* [Work order]:
Omit the pictures, then reproduce exactly the line bearing "Extract the structured" and every line after it up to and including the last line of the entries below.

[Data listing]

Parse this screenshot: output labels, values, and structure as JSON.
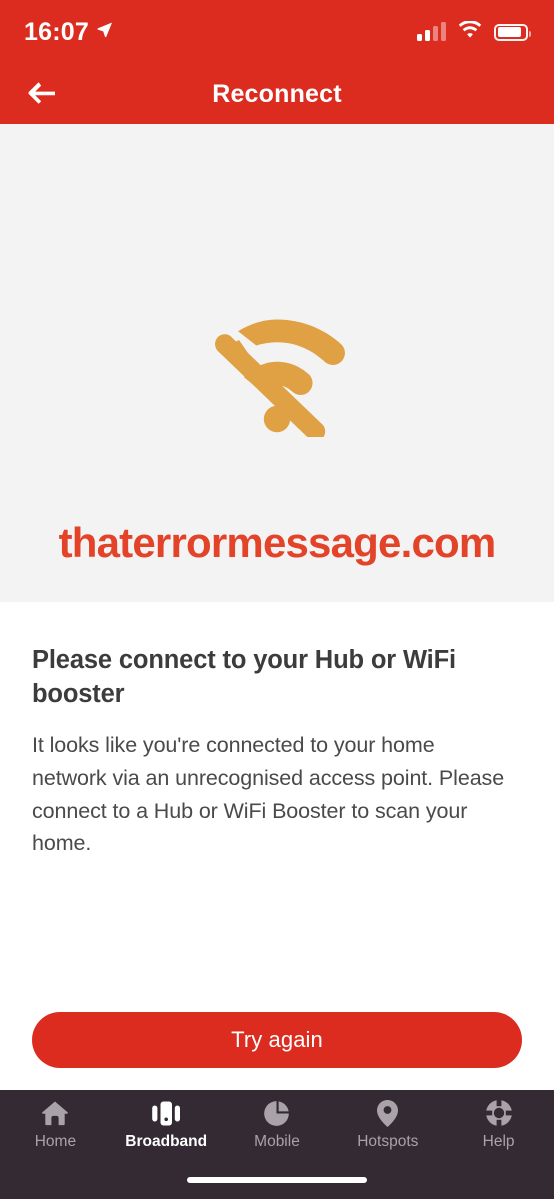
{
  "status_bar": {
    "time": "16:07",
    "location_icon": "location-arrow-icon",
    "signal_icon": "cellular-signal-icon",
    "signal_bars_filled": 2,
    "signal_bars_total": 4,
    "wifi_icon": "wifi-icon",
    "battery_icon": "battery-icon",
    "battery_level_percent": 88
  },
  "header": {
    "back_icon": "back-arrow-icon",
    "title": "Reconnect",
    "background_color": "#DC2C20"
  },
  "hero": {
    "illustration_icon": "wifi-off-icon",
    "illustration_color": "#E0A044",
    "background_color": "#F3F3F3",
    "watermark": "thaterrormessage.com",
    "watermark_color": "#E34328"
  },
  "main": {
    "title": "Please connect to your Hub or WiFi booster",
    "body": "It looks like you're connected to your home network via an unrecognised access point. Please connect to a Hub or WiFi Booster to scan your home.",
    "primary_action": "Try again",
    "primary_action_color": "#DC2C20"
  },
  "tabbar": {
    "background_color": "#332A33",
    "active_index": 1,
    "items": [
      {
        "label": "Home",
        "icon": "house-icon"
      },
      {
        "label": "Broadband",
        "icon": "router-hub-icon"
      },
      {
        "label": "Mobile",
        "icon": "pie-chart-icon"
      },
      {
        "label": "Hotspots",
        "icon": "map-pin-icon"
      },
      {
        "label": "Help",
        "icon": "lifebuoy-icon"
      }
    ]
  }
}
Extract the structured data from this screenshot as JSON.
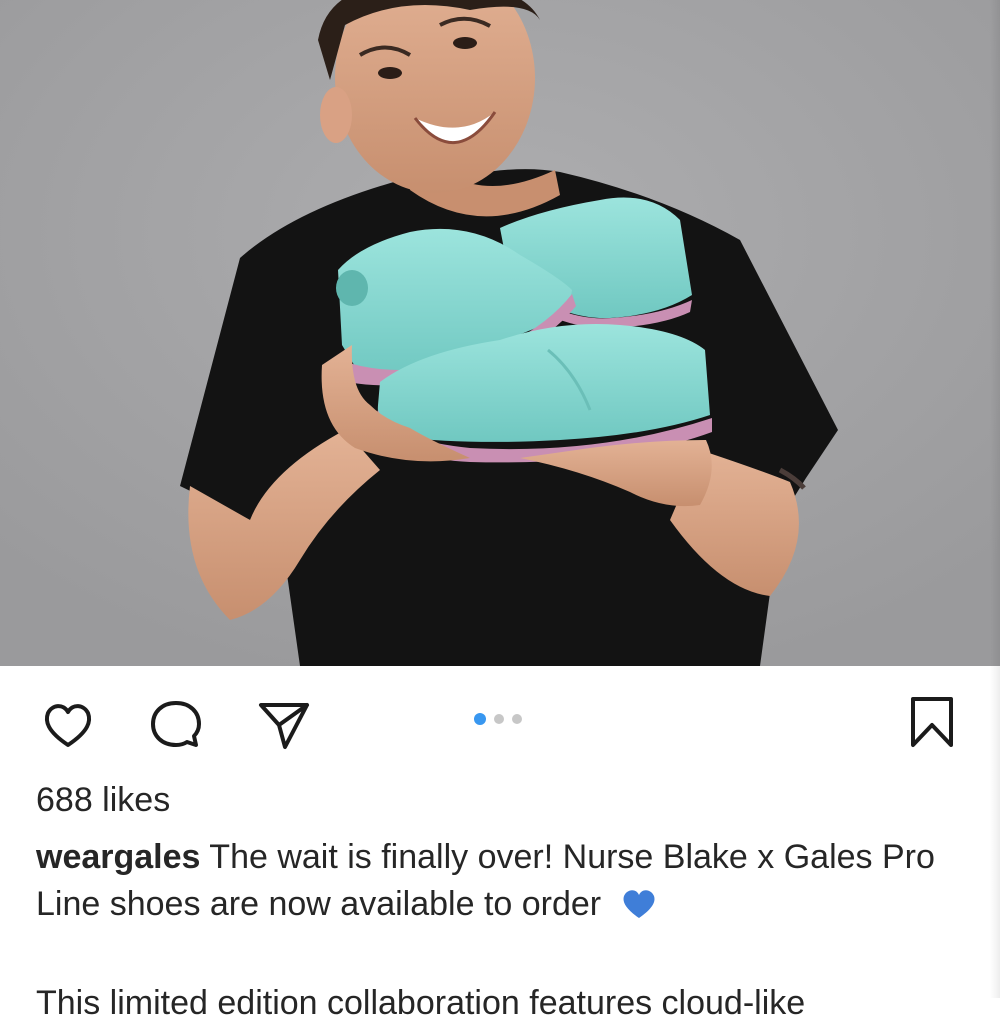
{
  "post": {
    "image_alt": "Man in black t-shirt holding teal and pink shoes",
    "carousel": {
      "total": 3,
      "active_index": 0
    },
    "actions": {
      "like": "heart-icon",
      "comment": "speech-bubble-icon",
      "share": "paper-plane-icon",
      "save": "bookmark-icon"
    },
    "likes_text": "688 likes",
    "caption": {
      "username": "weargales",
      "text": "The wait is finally over! Nurse Blake x Gales Pro Line shoes are now available to order",
      "emoji": "blue-heart",
      "continuation": "This limited edition collaboration features cloud-like"
    }
  },
  "colors": {
    "accent": "#3897f0",
    "text": "#262626",
    "dot_inactive": "#c7c7c7",
    "shoe_teal": "#86d6cf",
    "shoe_sole": "#c98fb3"
  }
}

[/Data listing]

* [Answer to the problem]:
Extract the structured data from this screenshot as JSON.
{
  "post": {
    "image_alt": "Man in black t-shirt holding teal and pink shoes",
    "carousel": {
      "total": 3,
      "active_index": 0
    },
    "actions": {
      "like": "heart-icon",
      "comment": "speech-bubble-icon",
      "share": "paper-plane-icon",
      "save": "bookmark-icon"
    },
    "likes_text": "688 likes",
    "caption": {
      "username": "weargales",
      "text": "The wait is finally over! Nurse Blake x Gales Pro Line shoes are now available to order",
      "emoji": "blue-heart",
      "continuation": "This limited edition collaboration features cloud-like"
    }
  },
  "colors": {
    "accent": "#3897f0",
    "text": "#262626",
    "dot_inactive": "#c7c7c7",
    "shoe_teal": "#86d6cf",
    "shoe_sole": "#c98fb3"
  }
}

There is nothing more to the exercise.